The management and procurement of materials traditionally rest in the hands of the general contractor. As a self-performing general contractor, large developers may benefit from being able to buy materials in bulk for multiple projects happening at the same time. However, the trade-off is losing the material procurement skills of a seasoned general contractor who will be more adept at choosing the best-suited materials for the project, sourcing the right equipment for their installation, and mitigating supply chain issues from the start.
In models that include a general contractor, the liability is transferred off of the developer and onto the general contractor, as general contractors must be licensed, insured, and in some cases bonded as well. They must ensure a safe work environment and are the ones held accountable for any accidents that occur on-site. If a developer is unfamiliar with best practices here it could prove disastrous both financially and for their reputation. A single accident could result in higher insurance rates for the developer, and a tarnished record could make securing financing for future projects increasingly difficult.
Eliminating a general contractor means that self-performing developers must work directly with subcontractors. Having direct contact with subs can be beneficial in relationship building and cutting out the middleman can provide a sense of security for the subs when it comes to payment. However, it also puts an added strain on the developers as they are not able to benefit from the long-standing relationships that general contractors have with their subcontractors. The time spent finding, vetting, and managing subs is often more than anticipated and the time and cost of having to make up for mistakes made by unqualified subcontractors can pile up.
“I worked on a project for a developer who self-performed for the first time. It was disastrous because their team was not experienced at acting as a general contractor and didn’t know the ins and outs of managing subcontractors. They tried again a second time, which proved to be a little better, but ultimately, they decided to return to hiring general contractors for all future projects”– Project Manager, Electrical Subcontractor
If economies of scale provide a benefit for material costs, they can cause problems when it comes to the type and volume of projects a self-performing developer can take on. Drastic fluctuations in the amount of construction staff required at any given time make it difficult to run an efficient payroll. Furthermore, retaining staff who at one moment may be overloaded and the next out of work is next to impossible and is one of the biggest challenges facing self-performing developers.
Finally, branching out into something new brings scrutiny in any market. Lenders especially like to see a historical track record of success and may not be willing to take the risk that comes along with backing a developer who is just starting to self-perform. This confidence is further eroded because budget responsibility is no longer something clearly agreed upon between the general contractor and the developer. When developers self-perform they are not as quick to recognize and adapt when they are off-budget and they can more easily disguise cost overruns.

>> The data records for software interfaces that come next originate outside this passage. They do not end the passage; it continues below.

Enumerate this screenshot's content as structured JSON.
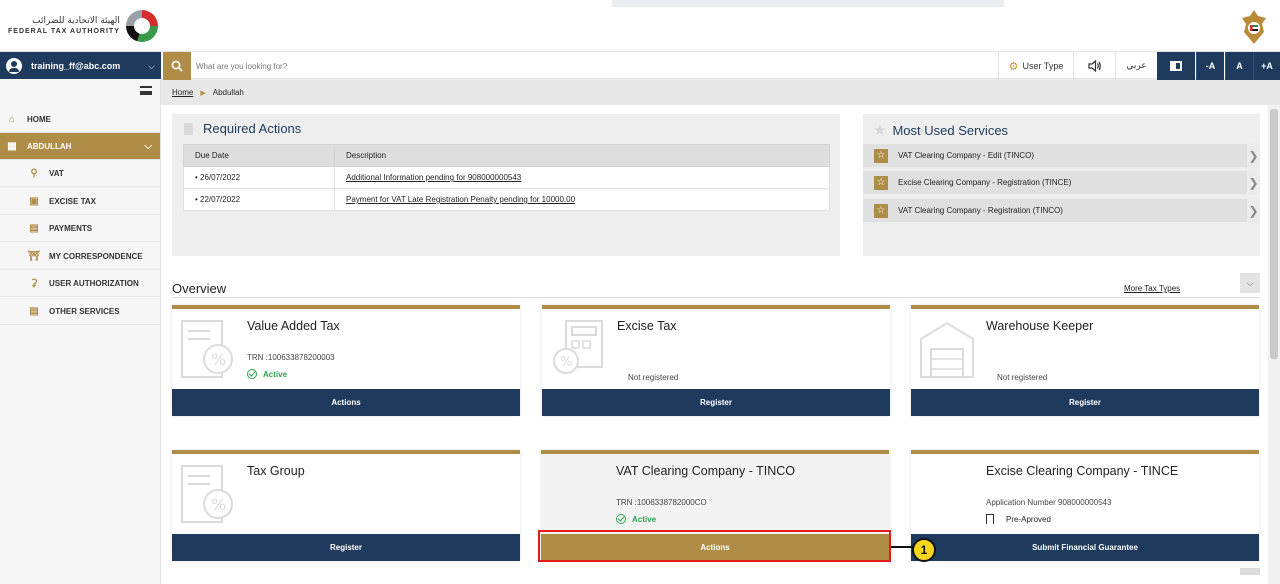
{
  "header": {
    "logo_arabic": "الهيئة الاتحادية للضرائب",
    "logo_english": "FEDERAL TAX AUTHORITY"
  },
  "navbar": {
    "user_email": "training_ff@abc.com",
    "search_placeholder": "What are you looking for?",
    "user_type_label": "User Type",
    "language_label": "عربي",
    "font_decrease": "-A",
    "font_normal": "A",
    "font_increase": "+A"
  },
  "sidebar": {
    "items": [
      {
        "label": "HOME",
        "icon": "home-icon"
      },
      {
        "label": "ABDULLAH",
        "icon": "grid-icon"
      },
      {
        "label": "VAT",
        "icon": "vat-icon"
      },
      {
        "label": "EXCISE TAX",
        "icon": "excise-icon"
      },
      {
        "label": "PAYMENTS",
        "icon": "payments-icon"
      },
      {
        "label": "MY CORRESPONDENCE",
        "icon": "correspondence-icon"
      },
      {
        "label": "USER AUTHORIZATION",
        "icon": "user-auth-icon"
      },
      {
        "label": "OTHER SERVICES",
        "icon": "other-services-icon"
      }
    ]
  },
  "breadcrumb": {
    "home": "Home",
    "current": "Abdullah"
  },
  "required_actions": {
    "title": "Required Actions",
    "headers": [
      "Due Date",
      "Description"
    ],
    "rows": [
      {
        "date": "• 26/07/2022",
        "description": "Additional Information pending for 908000000543"
      },
      {
        "date": "• 22/07/2022",
        "description": "Payment for VAT Late Registration Penalty pending for 10000.00"
      }
    ]
  },
  "most_used": {
    "title": "Most Used Services",
    "items": [
      "VAT Clearing Company - Edit (TINCO)",
      "Excise Clearing Company - Registration (TINCE)",
      "VAT Clearing Company - Registration (TINCO)"
    ]
  },
  "overview": {
    "title": "Overview",
    "more_link": "More Tax Types",
    "cards": [
      {
        "title": "Value Added Tax",
        "line1": "TRN :100633878200003",
        "status": "Active",
        "button": "Actions"
      },
      {
        "title": "Excise Tax",
        "line1": "Not registered",
        "button": "Register"
      },
      {
        "title": "Warehouse Keeper",
        "line1": "Not registered",
        "button": "Register"
      },
      {
        "title": "Tax Group",
        "button": "Register"
      },
      {
        "title": "VAT Clearing Company - TINCO",
        "line1": "TRN :1006338782000CO",
        "status": "Active",
        "button": "Actions"
      },
      {
        "title": "Excise Clearing Company - TINCE",
        "line1": "Application Number 908000000543",
        "status": "Pre-Aproved",
        "button": "Submit Financial Guarantee"
      }
    ]
  },
  "callout": {
    "number": "1"
  },
  "colors": {
    "navy": "#1e3a5c",
    "gold": "#b08d46",
    "active_green": "#2aa44f",
    "highlight_red": "#e21b1b"
  }
}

We will no doubt see more hybrid models spring up and adaptations to the role of a general contractor continue as the construction industry continues to grow. Which models will stand the test of time? That’s an answer yet to be discovered.